# Work instruction
Find out how many lines in the records have the string "komentáře" in them, and state only that number.

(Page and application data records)
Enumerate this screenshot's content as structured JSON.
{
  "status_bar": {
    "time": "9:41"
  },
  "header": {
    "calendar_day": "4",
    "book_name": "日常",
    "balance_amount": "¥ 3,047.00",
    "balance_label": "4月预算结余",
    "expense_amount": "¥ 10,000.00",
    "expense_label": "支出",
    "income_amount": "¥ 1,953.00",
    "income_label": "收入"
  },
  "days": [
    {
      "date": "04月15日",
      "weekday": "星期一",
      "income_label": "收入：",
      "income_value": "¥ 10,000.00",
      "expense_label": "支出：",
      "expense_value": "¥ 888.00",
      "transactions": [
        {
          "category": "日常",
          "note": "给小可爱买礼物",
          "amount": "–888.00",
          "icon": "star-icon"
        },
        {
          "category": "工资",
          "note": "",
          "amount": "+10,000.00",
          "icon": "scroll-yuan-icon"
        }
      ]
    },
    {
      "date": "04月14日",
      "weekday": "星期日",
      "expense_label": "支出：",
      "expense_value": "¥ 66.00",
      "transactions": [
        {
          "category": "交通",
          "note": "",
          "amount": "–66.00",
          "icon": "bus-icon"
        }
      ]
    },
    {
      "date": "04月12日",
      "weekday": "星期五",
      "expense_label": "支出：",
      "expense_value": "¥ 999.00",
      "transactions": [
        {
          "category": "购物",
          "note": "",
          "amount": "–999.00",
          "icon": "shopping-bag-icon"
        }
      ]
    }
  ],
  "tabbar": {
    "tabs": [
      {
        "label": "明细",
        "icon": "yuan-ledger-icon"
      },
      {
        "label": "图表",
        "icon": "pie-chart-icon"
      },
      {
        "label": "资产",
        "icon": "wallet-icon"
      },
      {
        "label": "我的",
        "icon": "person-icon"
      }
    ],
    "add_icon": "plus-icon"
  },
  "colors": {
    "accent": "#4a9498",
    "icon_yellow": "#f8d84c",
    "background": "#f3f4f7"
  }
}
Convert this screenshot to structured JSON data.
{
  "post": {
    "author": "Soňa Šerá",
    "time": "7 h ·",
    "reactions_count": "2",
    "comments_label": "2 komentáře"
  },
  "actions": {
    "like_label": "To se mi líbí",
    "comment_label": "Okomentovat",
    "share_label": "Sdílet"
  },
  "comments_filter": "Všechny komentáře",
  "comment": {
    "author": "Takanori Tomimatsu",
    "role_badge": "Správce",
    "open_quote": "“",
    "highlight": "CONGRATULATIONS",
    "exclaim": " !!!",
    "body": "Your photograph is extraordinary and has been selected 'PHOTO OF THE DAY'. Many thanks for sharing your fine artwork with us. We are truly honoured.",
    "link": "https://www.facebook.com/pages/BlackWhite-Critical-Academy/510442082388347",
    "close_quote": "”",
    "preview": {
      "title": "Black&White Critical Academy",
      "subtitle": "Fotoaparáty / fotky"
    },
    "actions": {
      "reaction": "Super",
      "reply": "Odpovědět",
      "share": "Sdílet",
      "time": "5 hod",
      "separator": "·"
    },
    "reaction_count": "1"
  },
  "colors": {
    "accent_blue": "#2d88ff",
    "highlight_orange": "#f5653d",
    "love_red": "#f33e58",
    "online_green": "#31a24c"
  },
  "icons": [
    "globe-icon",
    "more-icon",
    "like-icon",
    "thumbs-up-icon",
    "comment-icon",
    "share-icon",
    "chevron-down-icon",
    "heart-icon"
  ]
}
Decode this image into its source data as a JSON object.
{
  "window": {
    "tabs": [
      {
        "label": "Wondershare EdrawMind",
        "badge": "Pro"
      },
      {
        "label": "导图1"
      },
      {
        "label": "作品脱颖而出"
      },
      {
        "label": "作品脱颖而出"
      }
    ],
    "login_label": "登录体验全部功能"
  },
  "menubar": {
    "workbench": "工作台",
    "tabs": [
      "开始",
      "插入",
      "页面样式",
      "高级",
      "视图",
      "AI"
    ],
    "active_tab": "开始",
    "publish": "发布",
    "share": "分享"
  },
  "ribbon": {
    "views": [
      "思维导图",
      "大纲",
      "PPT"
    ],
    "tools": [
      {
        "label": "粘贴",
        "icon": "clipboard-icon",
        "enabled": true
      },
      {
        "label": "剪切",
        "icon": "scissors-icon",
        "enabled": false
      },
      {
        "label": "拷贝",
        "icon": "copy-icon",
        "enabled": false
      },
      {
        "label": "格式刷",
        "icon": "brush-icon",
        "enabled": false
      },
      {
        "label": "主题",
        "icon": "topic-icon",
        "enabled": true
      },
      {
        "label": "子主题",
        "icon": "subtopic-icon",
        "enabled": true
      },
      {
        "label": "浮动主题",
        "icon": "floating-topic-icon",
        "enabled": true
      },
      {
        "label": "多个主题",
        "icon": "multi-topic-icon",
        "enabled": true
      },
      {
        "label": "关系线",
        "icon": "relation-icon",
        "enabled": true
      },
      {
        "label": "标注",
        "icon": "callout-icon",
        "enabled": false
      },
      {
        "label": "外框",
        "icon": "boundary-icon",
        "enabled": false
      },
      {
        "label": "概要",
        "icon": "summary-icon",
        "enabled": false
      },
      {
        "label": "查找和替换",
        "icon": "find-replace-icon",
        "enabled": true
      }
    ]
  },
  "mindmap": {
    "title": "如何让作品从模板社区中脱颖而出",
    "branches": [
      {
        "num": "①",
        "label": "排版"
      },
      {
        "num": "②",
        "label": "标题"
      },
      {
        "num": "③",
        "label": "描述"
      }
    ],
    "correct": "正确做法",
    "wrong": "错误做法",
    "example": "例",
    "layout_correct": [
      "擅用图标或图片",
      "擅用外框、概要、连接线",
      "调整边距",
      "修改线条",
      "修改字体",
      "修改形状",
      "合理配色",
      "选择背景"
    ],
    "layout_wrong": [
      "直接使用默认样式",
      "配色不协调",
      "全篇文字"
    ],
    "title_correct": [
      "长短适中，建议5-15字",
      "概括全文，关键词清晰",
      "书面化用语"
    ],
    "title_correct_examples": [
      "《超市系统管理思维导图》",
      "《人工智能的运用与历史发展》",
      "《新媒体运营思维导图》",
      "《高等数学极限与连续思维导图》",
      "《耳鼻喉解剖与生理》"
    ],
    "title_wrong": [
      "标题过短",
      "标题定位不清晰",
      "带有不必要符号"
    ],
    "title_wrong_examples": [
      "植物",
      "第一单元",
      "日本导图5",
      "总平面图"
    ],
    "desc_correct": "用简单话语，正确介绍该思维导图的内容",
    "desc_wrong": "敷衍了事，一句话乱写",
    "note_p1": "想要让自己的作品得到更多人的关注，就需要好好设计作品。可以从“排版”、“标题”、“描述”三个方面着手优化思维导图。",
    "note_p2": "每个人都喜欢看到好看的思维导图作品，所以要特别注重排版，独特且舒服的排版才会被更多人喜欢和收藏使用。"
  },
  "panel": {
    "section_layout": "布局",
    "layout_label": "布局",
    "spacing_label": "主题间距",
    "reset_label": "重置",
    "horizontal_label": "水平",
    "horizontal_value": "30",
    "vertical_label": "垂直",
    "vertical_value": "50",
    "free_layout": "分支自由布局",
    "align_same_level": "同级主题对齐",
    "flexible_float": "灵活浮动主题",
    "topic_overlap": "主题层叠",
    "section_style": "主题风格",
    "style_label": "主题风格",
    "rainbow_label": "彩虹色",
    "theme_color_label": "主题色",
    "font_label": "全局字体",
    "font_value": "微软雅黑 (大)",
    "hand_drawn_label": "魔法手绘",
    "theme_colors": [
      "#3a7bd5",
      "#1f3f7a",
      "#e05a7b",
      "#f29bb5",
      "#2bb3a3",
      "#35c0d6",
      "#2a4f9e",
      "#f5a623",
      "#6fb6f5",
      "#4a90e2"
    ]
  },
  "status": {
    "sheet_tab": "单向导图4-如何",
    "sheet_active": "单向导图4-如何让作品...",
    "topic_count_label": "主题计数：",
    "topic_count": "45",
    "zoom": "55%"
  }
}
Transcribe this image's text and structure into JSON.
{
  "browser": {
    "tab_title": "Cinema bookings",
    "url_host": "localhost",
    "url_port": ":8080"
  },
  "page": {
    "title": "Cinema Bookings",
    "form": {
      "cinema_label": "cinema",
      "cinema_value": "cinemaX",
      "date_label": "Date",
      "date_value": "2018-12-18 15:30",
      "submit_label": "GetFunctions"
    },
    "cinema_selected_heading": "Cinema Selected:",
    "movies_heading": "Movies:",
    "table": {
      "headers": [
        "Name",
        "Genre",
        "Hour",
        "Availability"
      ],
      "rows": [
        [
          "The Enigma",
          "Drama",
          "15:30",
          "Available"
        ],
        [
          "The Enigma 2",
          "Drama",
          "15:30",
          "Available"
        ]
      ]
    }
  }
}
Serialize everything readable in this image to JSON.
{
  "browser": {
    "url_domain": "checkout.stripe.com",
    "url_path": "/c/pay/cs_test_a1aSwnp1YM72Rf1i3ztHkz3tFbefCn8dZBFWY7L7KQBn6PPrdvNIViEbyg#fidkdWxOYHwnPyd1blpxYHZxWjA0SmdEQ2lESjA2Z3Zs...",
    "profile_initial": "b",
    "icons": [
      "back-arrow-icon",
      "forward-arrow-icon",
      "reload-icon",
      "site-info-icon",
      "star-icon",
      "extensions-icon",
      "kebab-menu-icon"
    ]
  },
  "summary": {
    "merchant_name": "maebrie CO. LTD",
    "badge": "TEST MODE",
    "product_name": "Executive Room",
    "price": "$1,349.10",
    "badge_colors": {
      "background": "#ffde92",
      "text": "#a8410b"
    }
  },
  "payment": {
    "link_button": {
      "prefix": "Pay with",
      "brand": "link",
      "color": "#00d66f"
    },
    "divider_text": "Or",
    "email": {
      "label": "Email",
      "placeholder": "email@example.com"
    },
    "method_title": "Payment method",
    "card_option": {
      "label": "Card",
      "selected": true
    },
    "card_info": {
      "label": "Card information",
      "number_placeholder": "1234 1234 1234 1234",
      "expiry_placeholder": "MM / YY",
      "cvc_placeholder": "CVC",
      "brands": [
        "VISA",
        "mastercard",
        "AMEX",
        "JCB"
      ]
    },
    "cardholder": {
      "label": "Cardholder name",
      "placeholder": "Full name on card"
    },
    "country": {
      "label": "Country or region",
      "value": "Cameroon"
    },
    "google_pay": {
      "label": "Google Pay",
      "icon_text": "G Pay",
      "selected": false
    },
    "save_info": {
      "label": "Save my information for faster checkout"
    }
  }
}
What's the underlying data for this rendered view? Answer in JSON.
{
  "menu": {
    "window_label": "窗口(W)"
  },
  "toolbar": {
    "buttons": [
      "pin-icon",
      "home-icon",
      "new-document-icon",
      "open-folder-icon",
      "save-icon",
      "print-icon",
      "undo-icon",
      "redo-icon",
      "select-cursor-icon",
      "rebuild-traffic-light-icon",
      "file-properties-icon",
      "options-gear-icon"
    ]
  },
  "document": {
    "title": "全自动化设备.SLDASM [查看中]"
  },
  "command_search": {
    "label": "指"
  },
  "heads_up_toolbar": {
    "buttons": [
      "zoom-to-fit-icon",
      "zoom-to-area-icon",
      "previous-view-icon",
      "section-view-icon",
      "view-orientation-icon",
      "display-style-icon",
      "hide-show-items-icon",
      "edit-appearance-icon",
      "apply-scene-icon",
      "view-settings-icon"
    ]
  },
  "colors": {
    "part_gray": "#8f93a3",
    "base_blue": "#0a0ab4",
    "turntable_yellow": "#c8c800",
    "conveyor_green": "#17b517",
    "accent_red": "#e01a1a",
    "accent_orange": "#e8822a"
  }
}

# Result
2